Fukuyama's arguments were sophisticated. They captured the American mood at the time and underpinned conservative thinking for years ahead. They also proved attractive to some European intellectuals who should have known better. But they were nonsense all the same.
The repercussions of the terrorist attacks in New York and Washington will be felt round the world for years ahead. It may not be in many people's minds for the present, but they will make a mark on environmental policy as in other policy fields. Most immediately, as the aviation industry reels under the shock, the prospect of a globally co-ordinated climate change tax on aviation fuel has probably vanished into thin air for years ahead.
The big issues will be in the energy field, with oil to the fore. Global oil demand is dominated by the US, which consumes a quarter of the world's oil supplies and, under the Bush administration's controversial energy plan (ENDS Report 317, pp 21-23 ), would use 33% more than it does today within 20 years. The US is now dependent on imports for 52% of its supplies, and the plan projected an increase to 64% by 2020.
Where will the extra oil come from? Some will be produced in Canada and central and south America. Much will have to come from Saudi Arabia and its neighbours. But the prospect is also of greater US dependence on oil production ever further into the Eurasian heartland - on wells now being drilled in Kazakhstan and elsewhere around the Caspian Sea, and on resources in Uzbekistan and Turkmenistan which will remain untapped until Afghanistan is pacified and a pipeline built through to Pakistan and the sea.
These look a great deal less like secure supplies of energy than they did before 11 September. Painted at its starkest, the strategic choice facing the US is to increase dependence on Eurasian oil supplies and reckon with the prospect of future military adventures to secure them against fundamentalist action, or implement policies at home which accelerate the transition away from technologies dependent on oil. As it happens, the latter course, harnessing as it would the enormous innovative capacity of the US, is also what the global community needs if it is to have a chance of staving off damaging climate change.
There is also nuclear power. After 11 September, assessments of the risk of nuclear disasters and assertions about nuclear power's potential contributions to security of energy supplies have taken on a very different perspective. A terrorist organisation which has no compunction about taking lives by the thousand cannot be expected to hold back from dropping an airliner full of fuel on Sellafield or Sizewell. Such an act could make a large part of a small and crowded island like Britain uninhabitable for a very long time indeed, and the nuclear industry and its regulators know it.
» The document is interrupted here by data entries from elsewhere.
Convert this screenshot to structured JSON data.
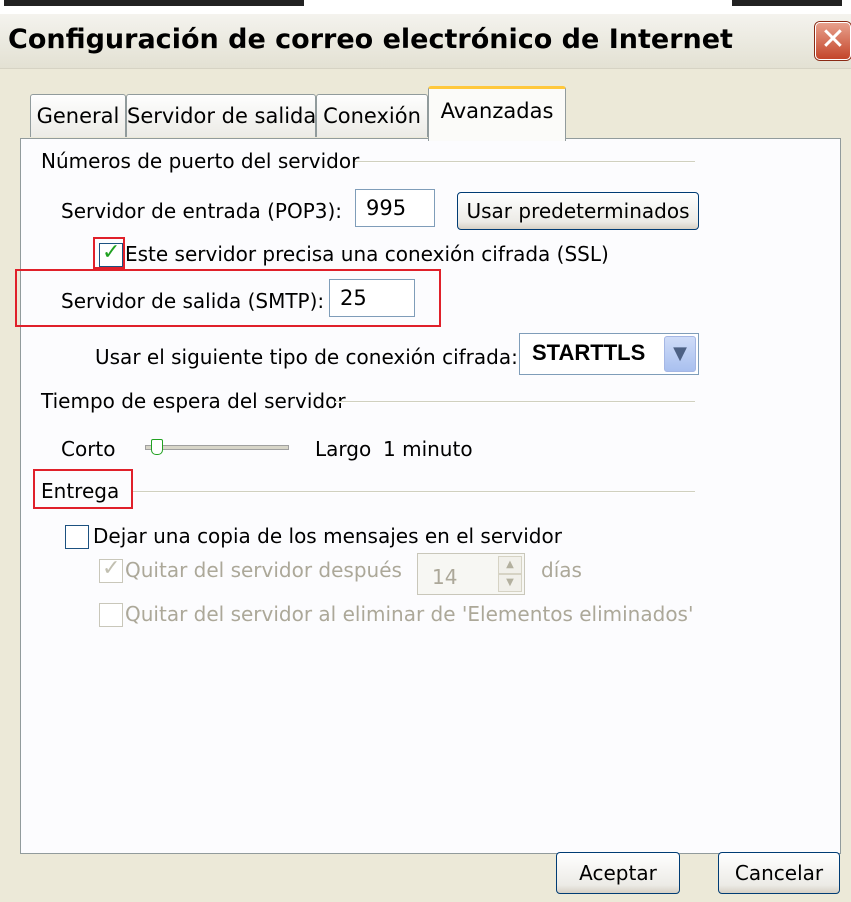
{
  "window": {
    "title": "Configuración de correo electrónico de Internet",
    "close_symbol": "✕"
  },
  "tabs": [
    {
      "label": "General"
    },
    {
      "label": "Servidor de salida"
    },
    {
      "label": "Conexión"
    },
    {
      "label": "Avanzadas"
    }
  ],
  "active_tab": "Avanzadas",
  "ports_group": {
    "title": "Números de puerto del servidor",
    "incoming_label": "Servidor de entrada (POP3):",
    "incoming_value": "995",
    "defaults_button": "Usar predeterminados",
    "ssl_label": "Este servidor precisa una conexión cifrada (SSL)",
    "ssl_checked": true,
    "outgoing_label": "Servidor de salida (SMTP):",
    "outgoing_value": "25",
    "encryption_label": "Usar el siguiente tipo de conexión cifrada:",
    "encryption_value": "STARTTLS"
  },
  "timeout_group": {
    "title": "Tiempo de espera del servidor",
    "short_label": "Corto",
    "long_label": "Largo",
    "value_text": "1 minuto",
    "slider_fraction": 0.0
  },
  "delivery_group": {
    "title": "Entrega",
    "leave_copy_label": "Dejar una copia de los mensajes en el servidor",
    "leave_copy_checked": false,
    "remove_after_label": "Quitar del servidor después",
    "remove_after_checked": true,
    "remove_after_days": "14",
    "days_label": "días",
    "remove_on_delete_label": "Quitar del servidor al eliminar de 'Elementos eliminados'",
    "remove_on_delete_checked": false
  },
  "buttons": {
    "ok": "Aceptar",
    "cancel": "Cancelar"
  },
  "annotation_color": "#e0202a",
  "check_symbol": "✓",
  "dropdown_icon": "chevron-down-icon",
  "spin_up": "▲",
  "spin_down": "▼"
}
Ultimately, the nuclear industry has been predicated on the notion that societies will remain stable enough for centuries ahead for no serious external risk to be posed to its facilities and waste disposal arrangements. A terrible day in history has now shown that to be what it always was - a technocrat's fantasy.